Institutional Research Information Service
UCL Logo
Please report any queries concerning the funding data grouped in the sections named "Externally Awarded" or "Internally Disbursed" (shown on the profile page) to your Research Finance Administrator. Your can find your Research Finance Administrator at https://www.ucl.ac.uk/finance/research/rs-contacts.php by entering your department
Please report any queries concerning the student data shown on the profile page to:

Email: portico-services@ucl.ac.uk

Help Desk: http://www.ucl.ac.uk/ras/portico/helpdesk
Publication Detail
Mutations in the autoregulatory domain of β-tubulin 4a cause hereditary dystonia.
  • Publication Type:
    Journal article
  • Publication Sub Type:
    Journal Article
  • Authors:
    Hersheson J, Mencacci NE, Davis M, MacDonald N, Trabzuni D, Ryten M, Pittman A, Paudel R, Kara E, Fawcett K, Plagnol V, Bhatia KP, Medlar AJ, Stanescu HC, Hardy J, Kleta R, Wood NW, Houlden H
  • Publication date:
  • Pagination:
    546, 553
  • Journal:
    Ann Neurol
  • Volume:
  • Issue:
  • Status:
  • Country:
    United States
  • Language:
  • Keywords:
    Adult, Animals, Australia, Brain, Dystonic Disorders, England, Exome, Female, Genetic Linkage, Genetic Predisposition to Disease, Genotype, Humans, Male, Middle Aged, Mutation, Pedigree, Polymorphism, Single Nucleotide, Tubulin
Dystonia type 4 (DYT4) was first described in a large family from Heacham in Norfolk with an autosomal dominantly inherited whispering dysphonia, generalized dystonia, and a characteristic hobby horse ataxic gait. We carried out a genetic linkage analysis in the extended DYT4 family that spanned 7 generations from England and Australia, revealing a single LOD score peak of 6.33 on chromosome 19p13.12-13. Exome sequencing in 2 cousins identified a single cosegregating mutation (p.R2G) in the β-tubulin 4a (TUBB4a) gene that was absent in a large number of controls.

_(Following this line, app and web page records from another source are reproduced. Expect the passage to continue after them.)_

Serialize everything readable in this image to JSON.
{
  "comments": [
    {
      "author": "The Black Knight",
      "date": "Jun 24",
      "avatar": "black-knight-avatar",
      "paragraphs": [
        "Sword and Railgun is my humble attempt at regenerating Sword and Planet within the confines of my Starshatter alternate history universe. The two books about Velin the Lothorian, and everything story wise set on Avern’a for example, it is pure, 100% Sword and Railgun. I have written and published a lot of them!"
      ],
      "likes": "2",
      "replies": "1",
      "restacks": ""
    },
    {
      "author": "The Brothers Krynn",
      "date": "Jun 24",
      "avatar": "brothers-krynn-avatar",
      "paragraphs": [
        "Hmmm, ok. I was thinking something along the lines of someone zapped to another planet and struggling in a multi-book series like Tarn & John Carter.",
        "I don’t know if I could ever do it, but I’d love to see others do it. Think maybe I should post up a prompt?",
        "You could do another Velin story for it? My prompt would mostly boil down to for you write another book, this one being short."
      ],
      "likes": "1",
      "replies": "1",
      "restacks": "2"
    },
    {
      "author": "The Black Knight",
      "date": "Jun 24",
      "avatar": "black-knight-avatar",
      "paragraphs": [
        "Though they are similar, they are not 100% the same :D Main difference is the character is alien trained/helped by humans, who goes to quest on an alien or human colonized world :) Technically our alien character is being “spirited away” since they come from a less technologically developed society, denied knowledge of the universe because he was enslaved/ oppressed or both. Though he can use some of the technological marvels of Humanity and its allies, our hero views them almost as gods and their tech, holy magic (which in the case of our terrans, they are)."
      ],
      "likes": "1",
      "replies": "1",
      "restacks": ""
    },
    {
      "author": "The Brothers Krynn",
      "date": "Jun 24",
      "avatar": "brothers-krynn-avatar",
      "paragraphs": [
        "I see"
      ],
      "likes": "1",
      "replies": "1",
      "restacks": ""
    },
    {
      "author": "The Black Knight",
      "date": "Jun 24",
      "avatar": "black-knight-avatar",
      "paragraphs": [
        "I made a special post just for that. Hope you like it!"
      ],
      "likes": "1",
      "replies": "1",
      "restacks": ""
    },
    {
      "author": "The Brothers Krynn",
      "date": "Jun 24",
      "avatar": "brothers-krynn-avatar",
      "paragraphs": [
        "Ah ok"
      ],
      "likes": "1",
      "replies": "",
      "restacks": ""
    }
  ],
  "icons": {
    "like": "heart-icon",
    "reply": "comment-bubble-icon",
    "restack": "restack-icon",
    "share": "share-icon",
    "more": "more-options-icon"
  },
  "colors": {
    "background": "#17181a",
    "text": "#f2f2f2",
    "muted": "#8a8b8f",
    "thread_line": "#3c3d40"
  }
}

The mutation is highly conserved in the β-tubulin autoregulatory MREI (methionine-arginine-glutamic acid-isoleucine) domain, highly expressed in the central nervous system, and extensive in vitro work has previously demonstrated that substitutions at residue 2, specifically R2G, disrupt the autoregulatory capability of the wild-type β-tubulin peptide, affirming the role of the cytoskeleton in dystonia pathogenesis.
Publication data is maintained in RPS. Visit https://rps.ucl.ac.uk
 More search options
UCL Researchers Show More
Clinical and Movement Neurosciences
UCL Queen Square Institute of Neurology
Neurodegenerative Diseases
Department of Neuromuscular Diseases
Neurodegenerative Diseases
Genetics & Genomic Medicine Dept
Renal Medicine
Clinical and Movement Neurosciences
University College London - Gower Street - London - WC1E 6BT Tel:+44 (0)20 7679 2000

© UCL 1999–2011

Search by